**WORK ORDER**
Pick out each line of the records that includes the string "Import", and copy it.

Page and application data records:
──────────

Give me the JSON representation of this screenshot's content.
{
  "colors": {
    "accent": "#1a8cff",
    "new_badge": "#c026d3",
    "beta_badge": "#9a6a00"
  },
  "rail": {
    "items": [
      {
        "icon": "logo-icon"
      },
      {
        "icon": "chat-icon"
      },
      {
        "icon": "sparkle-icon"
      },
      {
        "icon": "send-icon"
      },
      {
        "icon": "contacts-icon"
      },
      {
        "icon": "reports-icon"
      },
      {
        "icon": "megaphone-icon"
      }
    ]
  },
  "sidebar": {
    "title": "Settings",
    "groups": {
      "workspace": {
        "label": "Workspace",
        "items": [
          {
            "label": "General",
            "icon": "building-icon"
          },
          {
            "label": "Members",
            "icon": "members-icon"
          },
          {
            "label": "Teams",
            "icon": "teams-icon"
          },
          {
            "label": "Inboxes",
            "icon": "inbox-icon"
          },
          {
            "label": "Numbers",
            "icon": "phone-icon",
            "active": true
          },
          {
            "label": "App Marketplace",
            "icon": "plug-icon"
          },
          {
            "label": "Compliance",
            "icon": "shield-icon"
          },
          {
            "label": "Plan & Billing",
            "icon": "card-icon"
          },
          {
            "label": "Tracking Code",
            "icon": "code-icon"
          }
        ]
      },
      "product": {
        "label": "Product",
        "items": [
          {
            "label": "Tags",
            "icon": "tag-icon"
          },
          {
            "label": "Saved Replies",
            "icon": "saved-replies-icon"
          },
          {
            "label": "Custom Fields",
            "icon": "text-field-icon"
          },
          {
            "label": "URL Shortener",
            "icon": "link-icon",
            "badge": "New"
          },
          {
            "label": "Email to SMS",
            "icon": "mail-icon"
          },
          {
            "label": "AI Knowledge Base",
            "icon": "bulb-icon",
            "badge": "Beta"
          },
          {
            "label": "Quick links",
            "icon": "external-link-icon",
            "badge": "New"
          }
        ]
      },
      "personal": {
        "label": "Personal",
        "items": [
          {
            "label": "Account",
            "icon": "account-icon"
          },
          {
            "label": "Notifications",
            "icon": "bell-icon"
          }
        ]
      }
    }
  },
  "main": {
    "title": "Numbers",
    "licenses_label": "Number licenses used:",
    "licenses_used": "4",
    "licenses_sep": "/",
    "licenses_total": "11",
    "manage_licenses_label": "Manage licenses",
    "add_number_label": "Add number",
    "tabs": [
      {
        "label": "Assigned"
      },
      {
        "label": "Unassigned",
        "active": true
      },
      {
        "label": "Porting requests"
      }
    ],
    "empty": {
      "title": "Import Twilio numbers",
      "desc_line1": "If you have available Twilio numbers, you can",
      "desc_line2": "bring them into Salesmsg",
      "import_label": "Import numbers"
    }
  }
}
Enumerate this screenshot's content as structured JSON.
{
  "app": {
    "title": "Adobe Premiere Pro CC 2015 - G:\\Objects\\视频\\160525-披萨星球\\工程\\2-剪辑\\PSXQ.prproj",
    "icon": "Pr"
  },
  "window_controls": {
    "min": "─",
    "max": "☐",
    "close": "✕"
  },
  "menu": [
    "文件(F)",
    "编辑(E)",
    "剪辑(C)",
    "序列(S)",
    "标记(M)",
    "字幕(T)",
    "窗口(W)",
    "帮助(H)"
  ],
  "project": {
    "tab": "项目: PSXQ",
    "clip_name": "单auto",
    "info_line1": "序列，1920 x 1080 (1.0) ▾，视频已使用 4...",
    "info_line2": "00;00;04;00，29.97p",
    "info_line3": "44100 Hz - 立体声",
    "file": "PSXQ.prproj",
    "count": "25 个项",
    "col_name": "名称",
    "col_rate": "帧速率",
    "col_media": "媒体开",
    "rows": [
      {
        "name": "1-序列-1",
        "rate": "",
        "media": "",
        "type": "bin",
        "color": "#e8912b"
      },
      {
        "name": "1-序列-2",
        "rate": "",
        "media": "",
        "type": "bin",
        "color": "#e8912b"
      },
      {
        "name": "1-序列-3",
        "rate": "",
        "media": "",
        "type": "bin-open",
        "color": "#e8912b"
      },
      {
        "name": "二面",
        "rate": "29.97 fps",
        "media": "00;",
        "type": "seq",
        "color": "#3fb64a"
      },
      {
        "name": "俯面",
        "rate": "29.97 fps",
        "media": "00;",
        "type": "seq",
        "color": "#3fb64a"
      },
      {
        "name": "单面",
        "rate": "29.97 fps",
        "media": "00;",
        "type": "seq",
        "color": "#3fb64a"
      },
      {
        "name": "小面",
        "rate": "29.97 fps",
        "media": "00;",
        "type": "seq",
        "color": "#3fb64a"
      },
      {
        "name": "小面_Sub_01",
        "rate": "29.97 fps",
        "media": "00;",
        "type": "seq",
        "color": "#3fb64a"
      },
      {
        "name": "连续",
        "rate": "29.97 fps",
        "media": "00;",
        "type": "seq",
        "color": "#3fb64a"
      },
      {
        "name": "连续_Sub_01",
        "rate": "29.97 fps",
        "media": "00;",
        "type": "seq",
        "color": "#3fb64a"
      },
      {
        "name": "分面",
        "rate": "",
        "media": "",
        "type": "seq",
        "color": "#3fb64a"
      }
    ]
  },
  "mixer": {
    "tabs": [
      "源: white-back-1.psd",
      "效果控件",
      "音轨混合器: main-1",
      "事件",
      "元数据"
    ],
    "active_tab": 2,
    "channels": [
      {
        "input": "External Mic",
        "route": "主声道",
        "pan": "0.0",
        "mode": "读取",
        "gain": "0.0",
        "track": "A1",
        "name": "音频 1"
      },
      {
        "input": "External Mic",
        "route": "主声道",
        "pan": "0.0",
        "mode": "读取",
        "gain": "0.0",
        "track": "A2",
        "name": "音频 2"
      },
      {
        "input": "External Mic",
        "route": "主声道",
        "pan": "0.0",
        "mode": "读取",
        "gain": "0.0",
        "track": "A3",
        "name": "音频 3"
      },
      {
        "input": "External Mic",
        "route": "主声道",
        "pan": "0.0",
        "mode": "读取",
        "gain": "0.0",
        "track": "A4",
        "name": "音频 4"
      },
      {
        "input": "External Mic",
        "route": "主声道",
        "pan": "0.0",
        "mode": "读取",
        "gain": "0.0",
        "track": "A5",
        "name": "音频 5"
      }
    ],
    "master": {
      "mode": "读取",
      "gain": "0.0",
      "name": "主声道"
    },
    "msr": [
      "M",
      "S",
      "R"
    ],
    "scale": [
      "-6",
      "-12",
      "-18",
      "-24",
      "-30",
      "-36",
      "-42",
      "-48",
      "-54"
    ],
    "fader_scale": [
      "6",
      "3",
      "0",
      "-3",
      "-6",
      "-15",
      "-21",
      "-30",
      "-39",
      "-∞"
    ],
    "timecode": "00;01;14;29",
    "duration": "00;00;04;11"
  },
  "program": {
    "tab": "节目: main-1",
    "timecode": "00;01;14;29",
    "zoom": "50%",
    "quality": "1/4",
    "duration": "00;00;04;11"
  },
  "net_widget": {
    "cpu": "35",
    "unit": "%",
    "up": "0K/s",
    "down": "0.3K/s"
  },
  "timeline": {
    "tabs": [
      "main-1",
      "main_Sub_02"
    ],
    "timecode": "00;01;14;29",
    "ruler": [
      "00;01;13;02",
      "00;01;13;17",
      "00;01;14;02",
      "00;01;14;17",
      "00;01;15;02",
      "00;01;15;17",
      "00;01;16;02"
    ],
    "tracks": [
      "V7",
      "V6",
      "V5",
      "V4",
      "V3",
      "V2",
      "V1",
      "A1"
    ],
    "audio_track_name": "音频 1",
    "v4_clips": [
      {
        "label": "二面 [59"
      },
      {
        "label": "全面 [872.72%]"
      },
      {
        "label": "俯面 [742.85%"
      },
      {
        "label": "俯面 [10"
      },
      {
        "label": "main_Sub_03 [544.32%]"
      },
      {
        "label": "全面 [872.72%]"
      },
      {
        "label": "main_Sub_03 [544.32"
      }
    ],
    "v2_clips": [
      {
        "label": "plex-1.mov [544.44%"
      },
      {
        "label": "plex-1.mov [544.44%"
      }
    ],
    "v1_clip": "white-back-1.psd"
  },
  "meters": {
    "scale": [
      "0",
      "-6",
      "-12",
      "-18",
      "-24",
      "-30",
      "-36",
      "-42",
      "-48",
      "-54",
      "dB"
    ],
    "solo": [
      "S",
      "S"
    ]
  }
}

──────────

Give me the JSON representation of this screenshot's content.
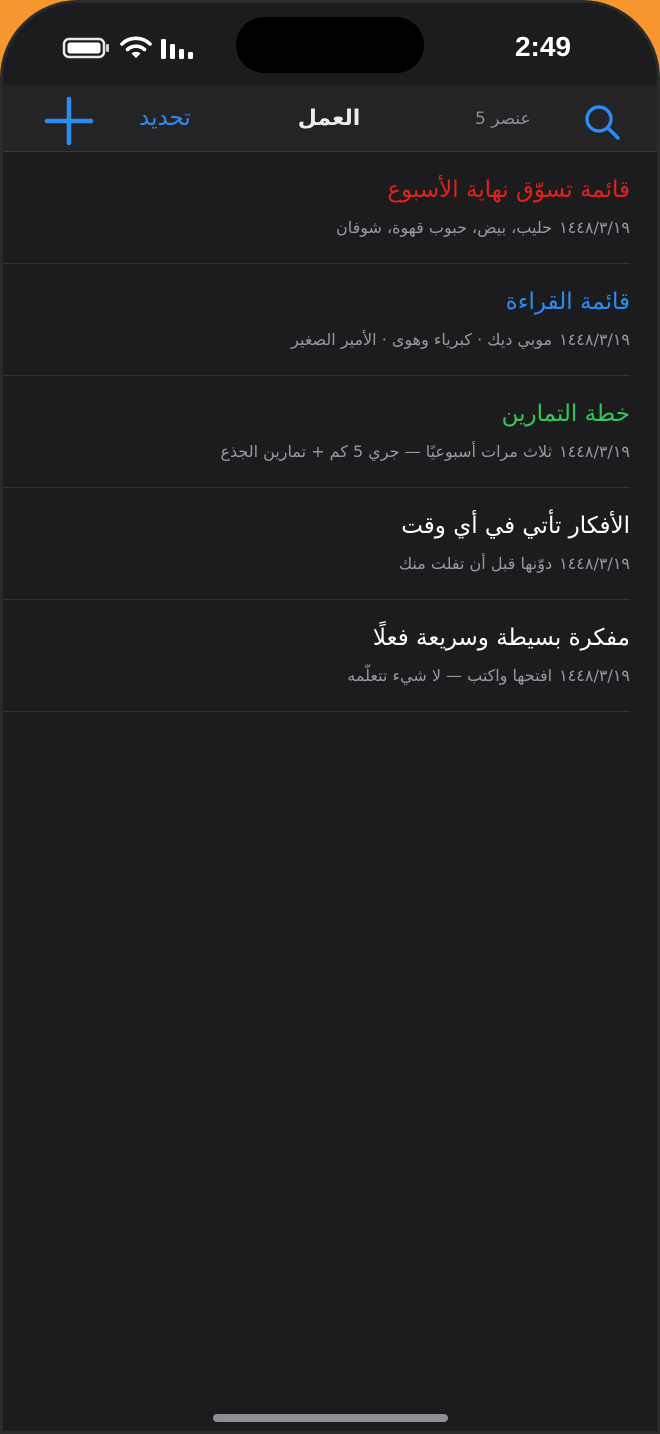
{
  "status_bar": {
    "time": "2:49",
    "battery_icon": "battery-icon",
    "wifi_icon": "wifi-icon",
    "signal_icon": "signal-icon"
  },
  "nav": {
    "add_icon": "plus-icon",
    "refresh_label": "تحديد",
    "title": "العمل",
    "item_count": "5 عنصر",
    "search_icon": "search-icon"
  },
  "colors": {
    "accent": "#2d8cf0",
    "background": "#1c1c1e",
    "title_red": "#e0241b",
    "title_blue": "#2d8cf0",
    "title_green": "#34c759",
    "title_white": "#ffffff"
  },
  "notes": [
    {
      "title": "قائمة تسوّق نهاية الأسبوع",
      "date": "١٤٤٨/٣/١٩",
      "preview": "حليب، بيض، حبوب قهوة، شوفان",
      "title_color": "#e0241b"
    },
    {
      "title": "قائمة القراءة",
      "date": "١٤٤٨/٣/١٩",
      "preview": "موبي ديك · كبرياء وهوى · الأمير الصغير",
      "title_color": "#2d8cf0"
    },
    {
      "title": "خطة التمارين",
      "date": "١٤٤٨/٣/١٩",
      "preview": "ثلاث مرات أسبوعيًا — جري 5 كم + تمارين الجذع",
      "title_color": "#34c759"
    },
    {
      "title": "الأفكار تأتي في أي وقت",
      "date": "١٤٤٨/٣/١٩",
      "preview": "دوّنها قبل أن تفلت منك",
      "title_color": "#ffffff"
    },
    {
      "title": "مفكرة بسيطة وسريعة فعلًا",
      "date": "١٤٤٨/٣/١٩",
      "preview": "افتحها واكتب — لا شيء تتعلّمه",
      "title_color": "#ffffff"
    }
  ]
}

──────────

**TASK SOLUTION**
      "title": "Import Twilio numbers",
      "import_label": "Import numbers"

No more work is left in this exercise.